YOUR INSTRUCTIONS
Searching the material below, find each line that includes the word "JSON", and copy it.

PROVIDED RECORDS

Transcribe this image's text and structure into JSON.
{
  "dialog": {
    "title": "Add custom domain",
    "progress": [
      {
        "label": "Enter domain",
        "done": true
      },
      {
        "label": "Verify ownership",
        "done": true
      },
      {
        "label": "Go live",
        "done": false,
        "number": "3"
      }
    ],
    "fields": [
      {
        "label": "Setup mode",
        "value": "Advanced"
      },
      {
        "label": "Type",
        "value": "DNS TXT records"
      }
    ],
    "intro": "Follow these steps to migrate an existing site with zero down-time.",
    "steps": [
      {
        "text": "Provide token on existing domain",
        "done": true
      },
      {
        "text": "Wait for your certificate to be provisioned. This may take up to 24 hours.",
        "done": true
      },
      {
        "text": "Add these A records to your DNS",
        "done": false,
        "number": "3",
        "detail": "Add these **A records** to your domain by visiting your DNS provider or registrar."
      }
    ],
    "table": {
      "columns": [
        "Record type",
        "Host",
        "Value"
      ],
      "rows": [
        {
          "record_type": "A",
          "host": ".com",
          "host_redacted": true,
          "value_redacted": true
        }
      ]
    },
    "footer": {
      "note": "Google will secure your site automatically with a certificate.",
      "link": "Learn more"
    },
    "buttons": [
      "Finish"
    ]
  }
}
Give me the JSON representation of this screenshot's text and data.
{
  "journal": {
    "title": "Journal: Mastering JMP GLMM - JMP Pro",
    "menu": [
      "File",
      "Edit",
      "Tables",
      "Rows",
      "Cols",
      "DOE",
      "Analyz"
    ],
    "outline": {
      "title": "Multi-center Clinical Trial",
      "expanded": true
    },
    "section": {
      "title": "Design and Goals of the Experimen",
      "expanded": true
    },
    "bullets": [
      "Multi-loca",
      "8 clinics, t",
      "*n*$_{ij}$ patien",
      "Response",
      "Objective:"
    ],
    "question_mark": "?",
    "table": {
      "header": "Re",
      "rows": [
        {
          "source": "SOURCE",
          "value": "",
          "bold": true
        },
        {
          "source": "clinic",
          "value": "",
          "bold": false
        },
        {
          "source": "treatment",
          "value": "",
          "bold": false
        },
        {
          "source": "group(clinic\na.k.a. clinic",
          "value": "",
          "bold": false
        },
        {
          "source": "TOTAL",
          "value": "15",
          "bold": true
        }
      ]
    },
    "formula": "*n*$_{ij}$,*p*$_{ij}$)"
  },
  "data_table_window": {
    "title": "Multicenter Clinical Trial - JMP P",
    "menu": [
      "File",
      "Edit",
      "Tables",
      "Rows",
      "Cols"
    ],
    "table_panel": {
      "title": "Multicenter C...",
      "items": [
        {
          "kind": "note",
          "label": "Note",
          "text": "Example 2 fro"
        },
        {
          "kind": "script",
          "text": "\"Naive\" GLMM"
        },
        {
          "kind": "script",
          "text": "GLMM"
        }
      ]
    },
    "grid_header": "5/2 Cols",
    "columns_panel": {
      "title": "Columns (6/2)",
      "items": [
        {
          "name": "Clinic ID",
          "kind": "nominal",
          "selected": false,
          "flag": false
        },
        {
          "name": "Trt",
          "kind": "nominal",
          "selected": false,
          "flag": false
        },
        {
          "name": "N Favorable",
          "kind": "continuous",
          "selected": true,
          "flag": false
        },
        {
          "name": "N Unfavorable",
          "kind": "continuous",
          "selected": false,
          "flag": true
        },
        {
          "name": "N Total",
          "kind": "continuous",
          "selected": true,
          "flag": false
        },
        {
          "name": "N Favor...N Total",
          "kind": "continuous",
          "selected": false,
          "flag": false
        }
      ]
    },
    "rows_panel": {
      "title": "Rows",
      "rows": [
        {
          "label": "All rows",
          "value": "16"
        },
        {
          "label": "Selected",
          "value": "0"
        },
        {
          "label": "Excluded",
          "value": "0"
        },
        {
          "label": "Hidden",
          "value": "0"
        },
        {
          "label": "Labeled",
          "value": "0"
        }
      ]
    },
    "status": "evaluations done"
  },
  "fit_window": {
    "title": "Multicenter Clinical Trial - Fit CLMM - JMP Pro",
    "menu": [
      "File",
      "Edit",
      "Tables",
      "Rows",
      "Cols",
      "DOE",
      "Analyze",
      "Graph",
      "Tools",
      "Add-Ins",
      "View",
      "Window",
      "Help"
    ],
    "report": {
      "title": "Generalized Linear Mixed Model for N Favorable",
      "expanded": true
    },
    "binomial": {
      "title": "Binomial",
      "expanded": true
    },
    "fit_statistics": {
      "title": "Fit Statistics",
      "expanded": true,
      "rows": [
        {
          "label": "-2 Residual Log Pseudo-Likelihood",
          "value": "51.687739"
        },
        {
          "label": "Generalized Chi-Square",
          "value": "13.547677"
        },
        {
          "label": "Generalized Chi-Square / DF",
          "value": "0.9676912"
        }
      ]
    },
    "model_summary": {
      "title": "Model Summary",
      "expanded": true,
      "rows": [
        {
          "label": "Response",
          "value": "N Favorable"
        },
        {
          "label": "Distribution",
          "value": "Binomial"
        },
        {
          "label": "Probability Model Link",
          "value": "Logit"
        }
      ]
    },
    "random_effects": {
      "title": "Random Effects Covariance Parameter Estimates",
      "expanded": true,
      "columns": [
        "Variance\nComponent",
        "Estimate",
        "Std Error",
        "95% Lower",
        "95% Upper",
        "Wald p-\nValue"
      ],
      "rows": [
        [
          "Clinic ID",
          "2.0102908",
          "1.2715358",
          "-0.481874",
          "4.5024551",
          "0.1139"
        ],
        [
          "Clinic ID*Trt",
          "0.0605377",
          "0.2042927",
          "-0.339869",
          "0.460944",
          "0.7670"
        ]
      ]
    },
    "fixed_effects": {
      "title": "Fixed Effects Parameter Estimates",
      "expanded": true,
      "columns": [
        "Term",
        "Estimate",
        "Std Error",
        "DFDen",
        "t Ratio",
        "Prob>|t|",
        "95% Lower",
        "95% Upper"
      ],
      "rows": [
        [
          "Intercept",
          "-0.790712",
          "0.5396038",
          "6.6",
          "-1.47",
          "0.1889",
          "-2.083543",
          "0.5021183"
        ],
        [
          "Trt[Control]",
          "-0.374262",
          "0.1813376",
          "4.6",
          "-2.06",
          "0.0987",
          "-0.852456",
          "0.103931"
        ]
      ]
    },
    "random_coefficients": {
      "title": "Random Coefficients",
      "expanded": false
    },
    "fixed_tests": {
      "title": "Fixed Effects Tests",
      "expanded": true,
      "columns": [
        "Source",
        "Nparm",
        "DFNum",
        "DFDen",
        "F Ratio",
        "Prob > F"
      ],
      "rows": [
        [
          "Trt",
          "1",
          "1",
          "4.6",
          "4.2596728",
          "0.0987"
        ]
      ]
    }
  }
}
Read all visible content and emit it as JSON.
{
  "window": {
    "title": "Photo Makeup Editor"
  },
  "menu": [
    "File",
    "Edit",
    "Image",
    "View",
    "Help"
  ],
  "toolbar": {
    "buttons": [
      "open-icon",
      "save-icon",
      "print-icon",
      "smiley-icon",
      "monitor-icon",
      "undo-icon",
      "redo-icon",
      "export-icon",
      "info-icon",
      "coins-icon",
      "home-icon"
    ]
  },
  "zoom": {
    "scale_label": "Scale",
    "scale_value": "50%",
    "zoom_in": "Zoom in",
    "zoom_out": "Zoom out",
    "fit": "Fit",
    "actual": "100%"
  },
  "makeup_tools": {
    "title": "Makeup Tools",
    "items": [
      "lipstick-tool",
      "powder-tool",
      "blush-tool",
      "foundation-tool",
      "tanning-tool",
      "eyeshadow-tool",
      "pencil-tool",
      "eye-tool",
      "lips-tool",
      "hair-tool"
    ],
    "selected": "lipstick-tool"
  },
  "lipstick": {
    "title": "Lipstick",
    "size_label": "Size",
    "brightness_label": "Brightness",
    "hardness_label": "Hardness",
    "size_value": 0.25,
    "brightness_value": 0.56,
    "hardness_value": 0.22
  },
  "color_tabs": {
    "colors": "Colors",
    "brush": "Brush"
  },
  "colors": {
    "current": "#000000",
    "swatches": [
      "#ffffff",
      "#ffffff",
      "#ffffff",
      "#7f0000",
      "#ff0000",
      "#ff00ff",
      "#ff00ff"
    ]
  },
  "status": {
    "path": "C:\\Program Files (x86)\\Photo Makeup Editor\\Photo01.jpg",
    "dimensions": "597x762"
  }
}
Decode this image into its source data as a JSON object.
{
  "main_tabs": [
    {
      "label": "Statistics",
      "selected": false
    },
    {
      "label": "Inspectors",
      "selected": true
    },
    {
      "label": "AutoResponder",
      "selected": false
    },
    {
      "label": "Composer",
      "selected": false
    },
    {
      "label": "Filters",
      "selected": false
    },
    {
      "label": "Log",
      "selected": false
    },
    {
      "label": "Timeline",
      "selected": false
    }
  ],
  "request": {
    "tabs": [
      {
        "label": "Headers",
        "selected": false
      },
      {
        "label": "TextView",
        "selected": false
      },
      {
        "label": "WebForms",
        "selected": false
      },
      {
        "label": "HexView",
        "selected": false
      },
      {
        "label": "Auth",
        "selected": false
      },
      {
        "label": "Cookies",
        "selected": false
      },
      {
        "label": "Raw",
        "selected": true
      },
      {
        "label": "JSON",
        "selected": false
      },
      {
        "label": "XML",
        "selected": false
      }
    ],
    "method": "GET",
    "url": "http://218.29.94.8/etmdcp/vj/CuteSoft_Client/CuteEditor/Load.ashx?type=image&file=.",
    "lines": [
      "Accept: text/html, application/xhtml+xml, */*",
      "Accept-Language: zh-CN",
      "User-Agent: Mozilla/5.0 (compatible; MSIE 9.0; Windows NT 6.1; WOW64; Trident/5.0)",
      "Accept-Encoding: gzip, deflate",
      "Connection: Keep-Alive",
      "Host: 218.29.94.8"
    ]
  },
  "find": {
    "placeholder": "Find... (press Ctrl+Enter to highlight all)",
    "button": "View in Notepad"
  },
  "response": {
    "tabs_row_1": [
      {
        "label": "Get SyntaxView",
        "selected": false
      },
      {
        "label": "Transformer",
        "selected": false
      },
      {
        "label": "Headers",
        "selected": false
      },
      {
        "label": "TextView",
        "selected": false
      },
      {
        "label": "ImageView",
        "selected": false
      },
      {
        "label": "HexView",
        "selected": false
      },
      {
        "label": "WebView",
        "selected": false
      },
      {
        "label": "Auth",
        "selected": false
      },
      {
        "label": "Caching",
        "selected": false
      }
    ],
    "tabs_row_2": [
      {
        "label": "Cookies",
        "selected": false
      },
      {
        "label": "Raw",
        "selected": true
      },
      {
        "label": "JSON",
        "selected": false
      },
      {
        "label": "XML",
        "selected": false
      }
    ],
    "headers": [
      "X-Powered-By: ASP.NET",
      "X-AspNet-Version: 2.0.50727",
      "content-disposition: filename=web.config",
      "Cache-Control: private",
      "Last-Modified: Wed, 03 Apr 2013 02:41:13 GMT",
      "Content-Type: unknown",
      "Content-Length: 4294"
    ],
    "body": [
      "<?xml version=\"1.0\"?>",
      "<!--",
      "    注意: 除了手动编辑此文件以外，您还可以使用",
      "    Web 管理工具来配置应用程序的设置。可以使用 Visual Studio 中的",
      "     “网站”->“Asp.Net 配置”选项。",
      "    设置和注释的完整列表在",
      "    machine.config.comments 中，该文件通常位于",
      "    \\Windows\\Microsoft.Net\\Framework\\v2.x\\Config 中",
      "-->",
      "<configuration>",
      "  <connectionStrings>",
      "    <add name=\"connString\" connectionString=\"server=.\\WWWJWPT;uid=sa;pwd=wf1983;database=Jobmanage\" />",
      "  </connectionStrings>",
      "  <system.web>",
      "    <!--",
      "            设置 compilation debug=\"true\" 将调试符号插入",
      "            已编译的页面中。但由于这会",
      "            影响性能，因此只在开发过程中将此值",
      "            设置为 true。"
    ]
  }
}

FINISHED TASK
Transcribe this image's text and structure into JSON.
Give me the JSON representation of this screenshot's text and data.
Read all visible content and emit it as JSON.
Decode this image into its source data as a JSON object.
        "label": "JSON",
        "label": "JSON",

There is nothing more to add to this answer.